After a shooting at Freeman High School left one student dead and three others injured, the student body at Snohomish High School wanted to show their support.

So as they rooted on the Panthers during Friday's football game, the crowd wore red and blue in honor of the Freeman Scotties.

Students also took a moment before the game to pay tribute to the shooting victims.

"As we now know, a terrible act of hurt and violence occurred at Freeman High School outside of Spokane this Wednesday. At Snohomish High School, we reject the idea that fear and violence whether by action or word, are ideas that we will tolerate," Associated Student Body President Wyatt Watkins told the crowd.

Watkins and fellow Snohomish student Taylor Stanley worked together to organize the show of support. For Stanley, it's a cause that's personal.

She's from Spokane, and is still close friends with a lot of people at Freeman High School. She said her heart sunk when she learned of the shooting.

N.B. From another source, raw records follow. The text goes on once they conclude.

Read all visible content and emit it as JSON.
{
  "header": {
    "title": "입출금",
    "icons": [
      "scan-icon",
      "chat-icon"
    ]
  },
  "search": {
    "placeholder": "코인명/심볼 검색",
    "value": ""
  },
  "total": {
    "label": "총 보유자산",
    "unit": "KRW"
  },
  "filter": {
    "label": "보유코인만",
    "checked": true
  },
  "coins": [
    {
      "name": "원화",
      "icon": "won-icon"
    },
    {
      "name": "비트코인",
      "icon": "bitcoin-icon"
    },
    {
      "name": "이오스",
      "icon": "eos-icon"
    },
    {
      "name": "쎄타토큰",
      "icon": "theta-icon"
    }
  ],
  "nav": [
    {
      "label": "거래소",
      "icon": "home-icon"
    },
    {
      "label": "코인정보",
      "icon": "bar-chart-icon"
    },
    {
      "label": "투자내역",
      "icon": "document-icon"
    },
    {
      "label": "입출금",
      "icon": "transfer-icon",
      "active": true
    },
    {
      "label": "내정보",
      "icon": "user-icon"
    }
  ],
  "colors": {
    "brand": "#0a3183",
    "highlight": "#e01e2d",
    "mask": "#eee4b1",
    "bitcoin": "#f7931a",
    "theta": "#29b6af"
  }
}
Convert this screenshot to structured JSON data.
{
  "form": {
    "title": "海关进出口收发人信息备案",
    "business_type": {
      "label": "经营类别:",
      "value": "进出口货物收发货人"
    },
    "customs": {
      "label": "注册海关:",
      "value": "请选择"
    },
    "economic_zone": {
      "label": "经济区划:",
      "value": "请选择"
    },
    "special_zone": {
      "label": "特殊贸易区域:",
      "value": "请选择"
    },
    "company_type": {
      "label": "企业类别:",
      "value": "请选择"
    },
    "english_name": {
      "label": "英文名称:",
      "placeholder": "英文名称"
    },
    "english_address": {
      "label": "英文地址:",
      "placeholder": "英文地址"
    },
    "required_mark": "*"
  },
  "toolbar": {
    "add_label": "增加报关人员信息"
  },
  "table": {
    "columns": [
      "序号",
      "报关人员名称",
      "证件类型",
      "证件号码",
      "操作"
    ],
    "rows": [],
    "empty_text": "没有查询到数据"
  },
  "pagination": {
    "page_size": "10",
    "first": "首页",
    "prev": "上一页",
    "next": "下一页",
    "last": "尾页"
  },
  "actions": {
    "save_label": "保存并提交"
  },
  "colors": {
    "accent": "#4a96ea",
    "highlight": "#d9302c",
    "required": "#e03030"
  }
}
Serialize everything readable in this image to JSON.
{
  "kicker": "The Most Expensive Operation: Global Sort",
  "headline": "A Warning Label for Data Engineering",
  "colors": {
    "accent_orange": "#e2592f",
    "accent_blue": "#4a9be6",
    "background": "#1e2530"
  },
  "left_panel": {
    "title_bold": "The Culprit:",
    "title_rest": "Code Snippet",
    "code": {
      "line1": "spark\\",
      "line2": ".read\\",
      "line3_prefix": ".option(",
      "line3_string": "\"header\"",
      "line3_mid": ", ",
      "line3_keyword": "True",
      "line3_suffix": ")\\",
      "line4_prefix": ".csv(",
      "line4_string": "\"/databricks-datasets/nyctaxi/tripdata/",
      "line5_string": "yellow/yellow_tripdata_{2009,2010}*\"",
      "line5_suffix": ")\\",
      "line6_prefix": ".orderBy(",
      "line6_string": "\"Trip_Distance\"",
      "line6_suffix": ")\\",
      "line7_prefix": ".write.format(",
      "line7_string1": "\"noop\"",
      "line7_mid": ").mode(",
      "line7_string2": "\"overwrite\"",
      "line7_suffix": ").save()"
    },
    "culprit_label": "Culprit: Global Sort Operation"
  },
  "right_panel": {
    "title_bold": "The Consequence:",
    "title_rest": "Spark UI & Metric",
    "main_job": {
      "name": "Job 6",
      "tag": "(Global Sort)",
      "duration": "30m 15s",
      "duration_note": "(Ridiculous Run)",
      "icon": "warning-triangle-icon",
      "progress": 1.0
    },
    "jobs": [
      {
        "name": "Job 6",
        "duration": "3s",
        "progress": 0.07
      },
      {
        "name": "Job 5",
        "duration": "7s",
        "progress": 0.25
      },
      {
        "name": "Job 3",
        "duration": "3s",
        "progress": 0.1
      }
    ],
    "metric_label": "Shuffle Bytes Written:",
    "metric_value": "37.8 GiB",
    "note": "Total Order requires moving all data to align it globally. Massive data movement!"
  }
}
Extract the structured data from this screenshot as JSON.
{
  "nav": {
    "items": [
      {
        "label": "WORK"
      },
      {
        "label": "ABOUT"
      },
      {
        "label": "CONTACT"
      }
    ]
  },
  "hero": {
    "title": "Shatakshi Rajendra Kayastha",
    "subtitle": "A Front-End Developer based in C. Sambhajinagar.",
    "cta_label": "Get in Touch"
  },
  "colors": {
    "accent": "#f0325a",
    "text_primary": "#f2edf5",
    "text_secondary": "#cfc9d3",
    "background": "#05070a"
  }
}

"I immediately like dropped everything in my class and sprinted to the bathroom and just broke down in tears and was praying and texting people, just to make sure they were okay," said Stanley.

She felt it was important that Snohomish High School stand behind the students at Freeman.

"Freeman is so much like Snohomish in the way that we're a tight knit community, and I wanted to be able to do something that would tie our community to theirs and to show support for the students and victims," she said.

Principal Eric Cahan says it was the kids who came up with the idea to wear Freeman's colors at the game, and he couldn't be more proud.

"It's incredible when you can bring a community together in support of another community that needs help," said Cahan. "They need a lot of support and a lot of love right now."

Nearly the entire student body at Snohomish signed a 'Freeman Strong' banner that was on display during Friday's game.

On Saturday, Taylor Stanley plans to make the trip to Eastern Washington, to hand deliver it to her friends at Freeman High School.

"I just want to let them know we love them and we're supporting them," she said. "And if there's anything we can do, we're going to do it."